John Stewart (as in Kingston Trio, not Daily Show) penned a haunting song about change.
"You can't go back to Kansas, I was there just yesterday. You can't go back to Kansas," he sings. "It just up and blew away. Oh, but I will go on loving you. It's easier that way."
How often have we said we'd like to return to a certain place someday? How often do we really go? It turns out revisiting scenes of our favorite memories can sometimes be a bittersweet prospect.
Au Courrier de Lyon on Rue du Bac was my favorite spot during a 2005 trip to Paris. Its familiar worn-leather booths and brass fixtures reminded me of a neighborhood staple in my own hometown, complete with the salty characters at the bar. I still can taste the tarte aux pommes. Four years later, we returned and were stunned to find it had been replaced by a shiny, sterile new place called Café de l'Empire. The new joint surely has a trendy menu, but it lacks the patina of its predecessor.
Ironically, the friendly old bar and restaurant which Courrier de Lyon reminded me of has also been replaced. If you'd never visited Paddy's Tippecanoe Inn, you'd consider the new tenants delightful. To the old guard, though, a gentrified interior, fake gas fireplace, and bistro vibe will never measure up. The bones remain, and if I close my eyes, I can picture the buzz every Thursday night. As we waited for a table, Bartender Bob (complete with bow tie) would whip up a Shirley Temple for me. I'd sip and listen as my Dad held court on the corner stool, chatting with the other regulars. A ragtime piano player delighted the cozy dining room while the bar area overflowed with neighbors. Finally seated at our standard table, my family could always trust Jim the waiter. He knew the order. "Same as usual, folks?" Yep. Same homemade, rye croutons on the iceberg salad laced with ranch. Same burger, medium rare with lettuce, tomato, and mustard. Same gigantic, hand-cut steak fries. Same never-ending glass of iced tea. For my father, same picatta. For my Mom, same side salad and baked potato. (She's a cheap date.) Was it gourmet? No. Was it satisfying? Absolutely, in every way.

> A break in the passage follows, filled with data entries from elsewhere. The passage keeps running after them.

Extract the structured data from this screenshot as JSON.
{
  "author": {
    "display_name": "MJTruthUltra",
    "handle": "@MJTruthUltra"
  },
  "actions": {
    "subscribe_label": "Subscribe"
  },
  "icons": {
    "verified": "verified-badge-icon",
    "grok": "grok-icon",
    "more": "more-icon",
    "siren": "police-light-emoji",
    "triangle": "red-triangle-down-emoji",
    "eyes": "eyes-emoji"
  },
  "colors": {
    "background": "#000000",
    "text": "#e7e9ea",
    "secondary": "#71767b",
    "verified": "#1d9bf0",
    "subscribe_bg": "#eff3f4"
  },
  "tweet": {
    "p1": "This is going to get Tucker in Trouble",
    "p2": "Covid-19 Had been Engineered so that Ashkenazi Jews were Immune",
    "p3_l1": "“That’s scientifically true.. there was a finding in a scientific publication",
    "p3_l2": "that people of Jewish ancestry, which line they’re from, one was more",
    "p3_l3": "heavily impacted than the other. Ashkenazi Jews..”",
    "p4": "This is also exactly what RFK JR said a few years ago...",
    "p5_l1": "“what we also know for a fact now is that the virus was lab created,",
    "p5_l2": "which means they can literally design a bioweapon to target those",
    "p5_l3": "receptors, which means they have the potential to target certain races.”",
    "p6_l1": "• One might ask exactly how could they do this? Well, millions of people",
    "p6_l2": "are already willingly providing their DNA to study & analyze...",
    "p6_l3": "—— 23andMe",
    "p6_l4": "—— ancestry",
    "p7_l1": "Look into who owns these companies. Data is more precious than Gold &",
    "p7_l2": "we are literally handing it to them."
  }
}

Another family favorite, First Street Grille, home to the best views and key lime pie in Jacksonville, Florida, was torn down in 2006. Its replacement? A seven-story condominium complex.
Eddie's Palm Valley Crossing on Ponte Vedra's intercoastal had a distinctive, authentic fish camp atmosphere and served Florida's best gator tail. There was something phenomenal and mysterious about that sauce. It was demolished to make way for a bridge expansion.
Chuey's, the Barrio Logan cantina which opened 55 years ago and moved three times, was foreclosed on in 2008. A $42 Million Community College construction project will take its place. My favorite of its three locations was the one now occupied by Ryan Brothers Coffee Roasters. Despite the bullet holes in the walls, the cavernous corner building was known as a top business lunch spot in San Diego. I still can't say I've ever had better salsa fresca, and I'm glad I have the photos of my family enjoying the atmosphere there after Padres games.
What relics have been replaced in your world? Which spots are you actively trying to save?